Phil's EFL Support Site

for English Language Teachers studying for Masters or Diplomas




Welcome to Phil's Wonderful World of Phonology:
This is a six part reflective introduction to phonology, which hopefully captures the wonders of our language in use and encourages you to
start focusing on this area of language more frequently in all your classes.

1. An Introduction to Phonology
A gap fill worksheet that divides phonology into five main areas, which are the focus of the other worksheets. There is also a link to the answer key and a commentary.

2. The Phonemic Chart & Sounds in Isolation
A series of exercises that builds your awareness of the phonemic script and finishes with ways of using the chart in the classroom.

3. Sounds in Combination
A group of exercises that focus on the four main linking devises and give you the opportunity to practice your phonemic script recognition and production.

5. Rhythmic stress & weakening
A worksheet to get you looking at weak forms and including 23 classroom activities.

A bibliography for phonology
The books I've used most over the last few years.



Sterling's Online Phonology Course
An excellent introduction to phonology by Stephen Luscombe - covers just about everything and is the best I've found on the Net.

Discovering Phonetics
An article by Veronica Makarova in 'The Language Teacher Online' with a very good bibliography.

Phonetic fonts
Download phonetic fonts for either Mac or Windows users.

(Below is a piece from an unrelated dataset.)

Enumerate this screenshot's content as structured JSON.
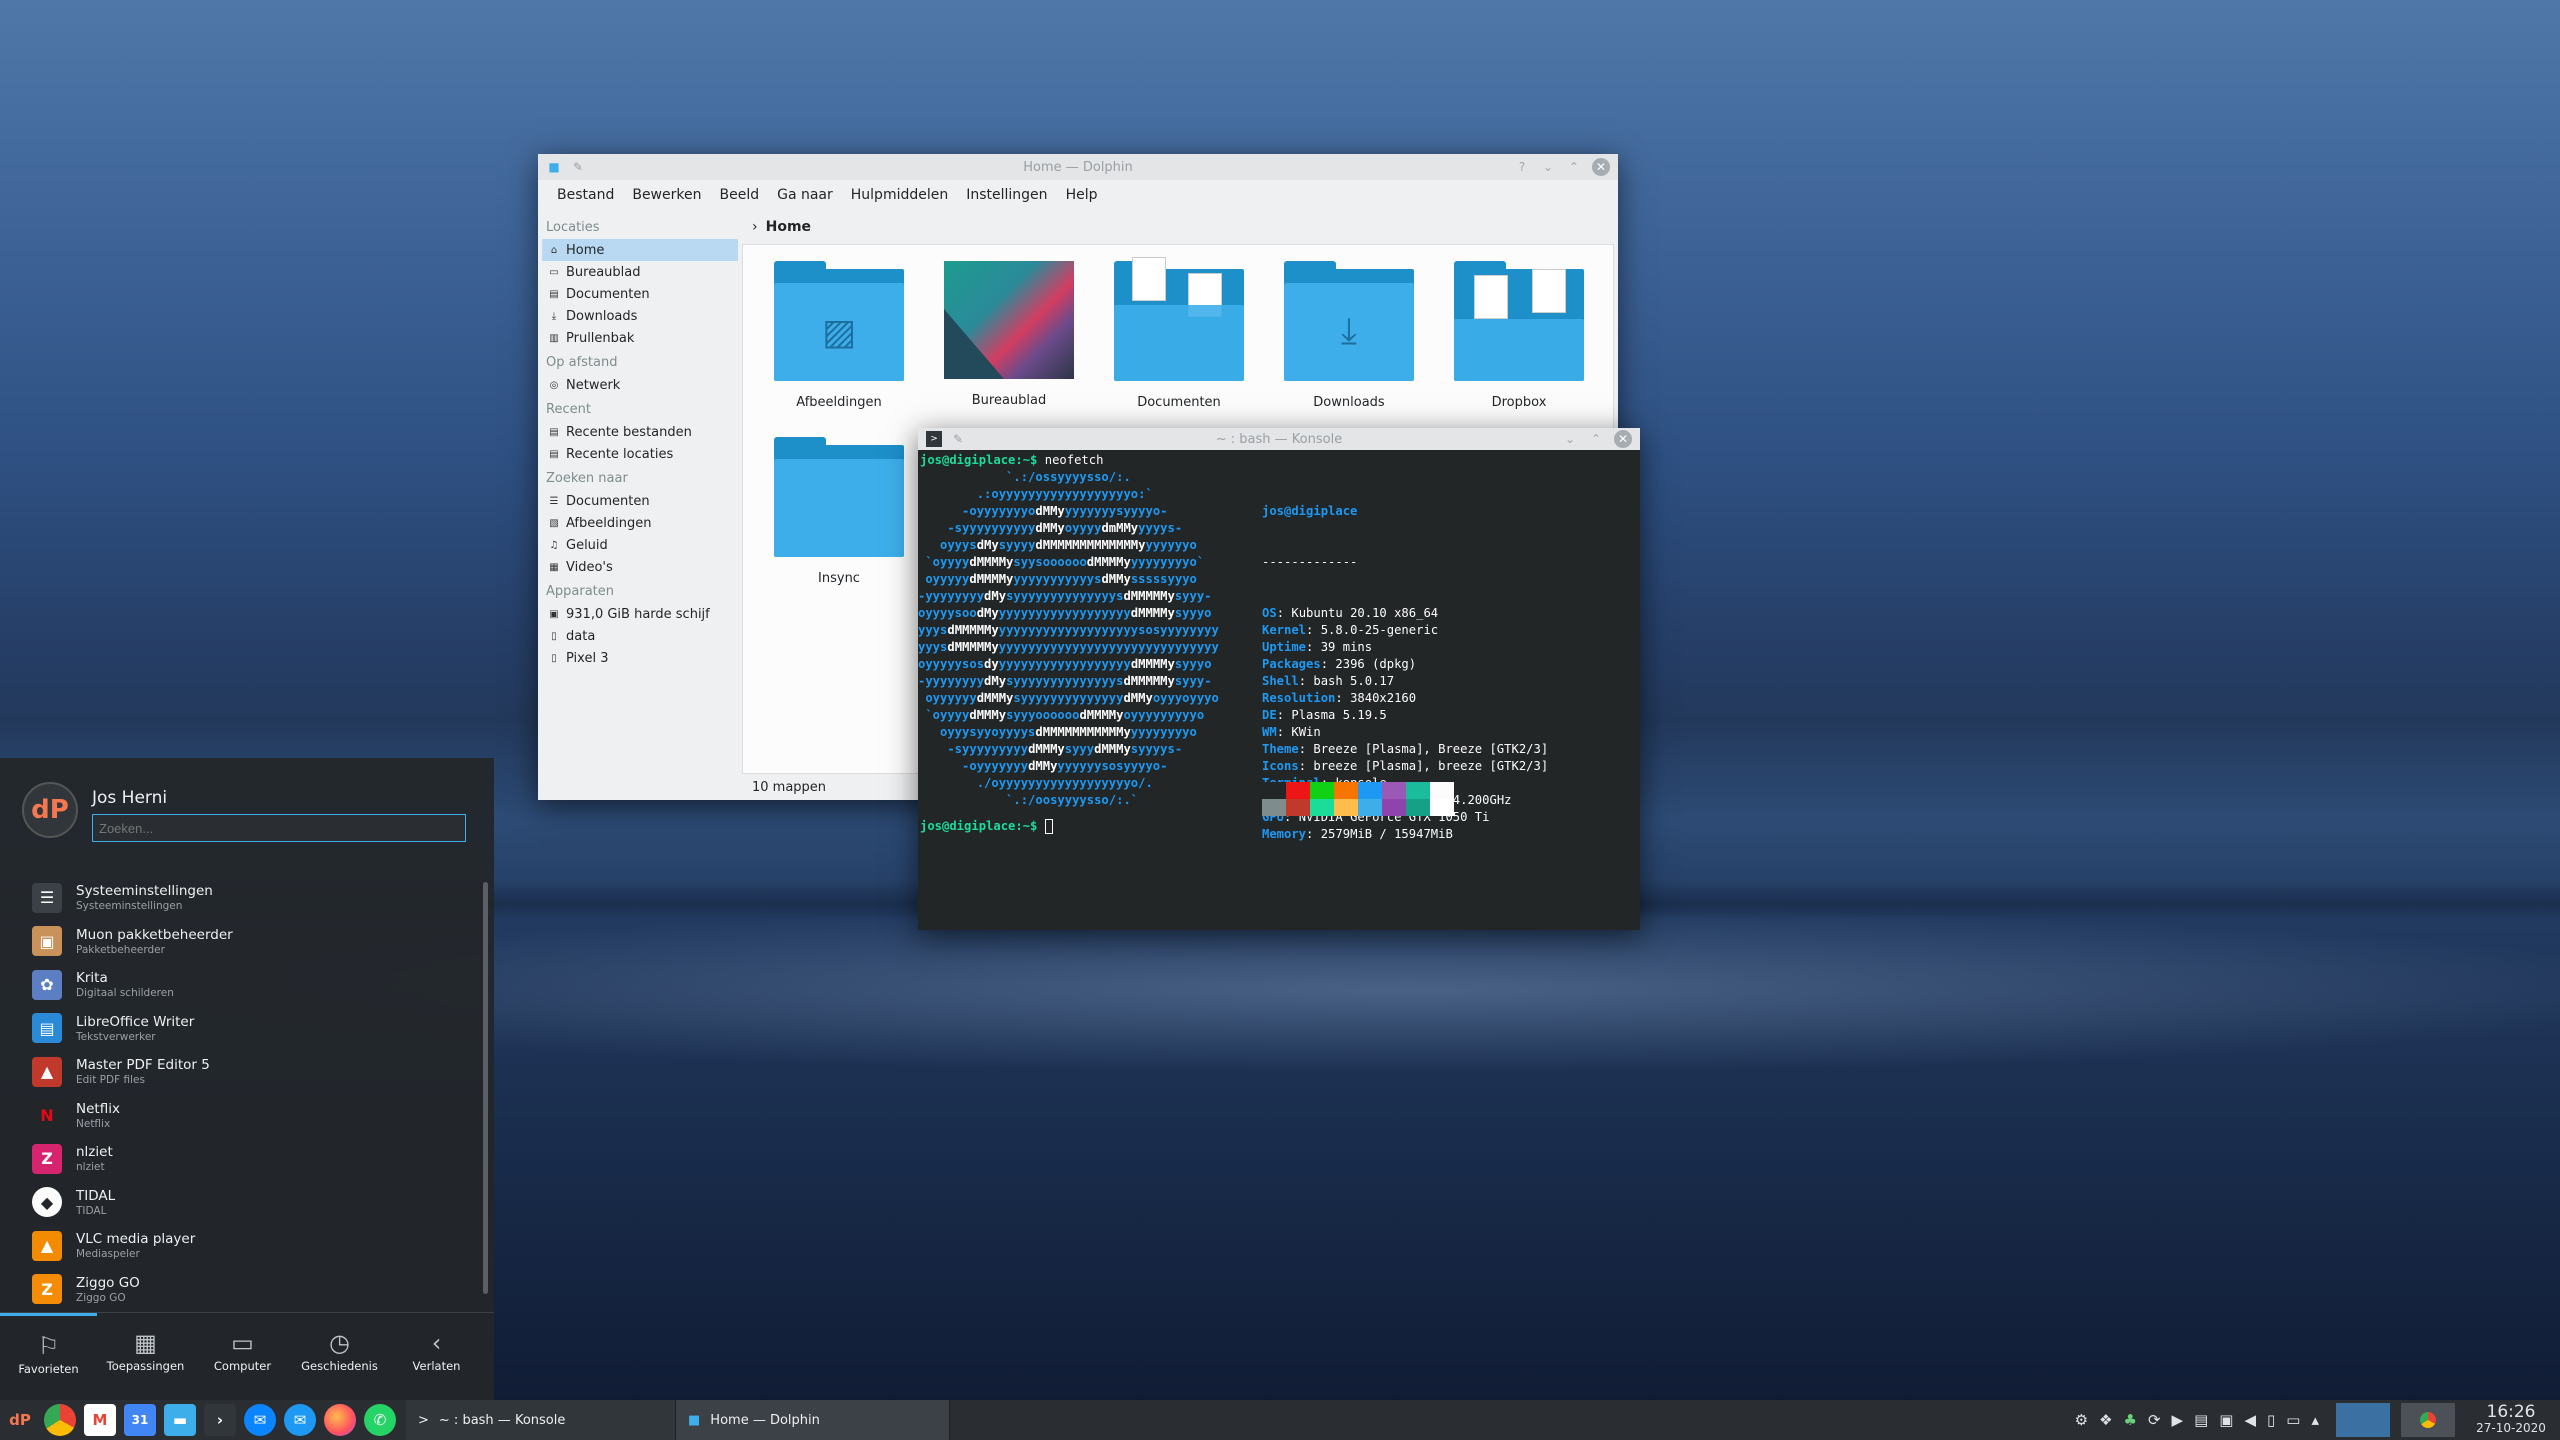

Phonology introduction
A seven part introduction to build your awareness as a teacher. Some good activities to use with your students as well.

English Pronunciation
A nicely worked site from the ESL department at the Okanagan University College in Canada.

English Pronunciation - the sounds
A good site, from the Hong Kong Virtual Language Centre, which focuses on sounds in isolation.

The Sounds of English
A good site. I particularly like the tips for teachers.

A Case Study of Pronunciation Teaching
Materials evaluation and adaptation on the treatment of pronunciation in The New Cambridge English Course (Vol. 1) by Costas Gabrielatos.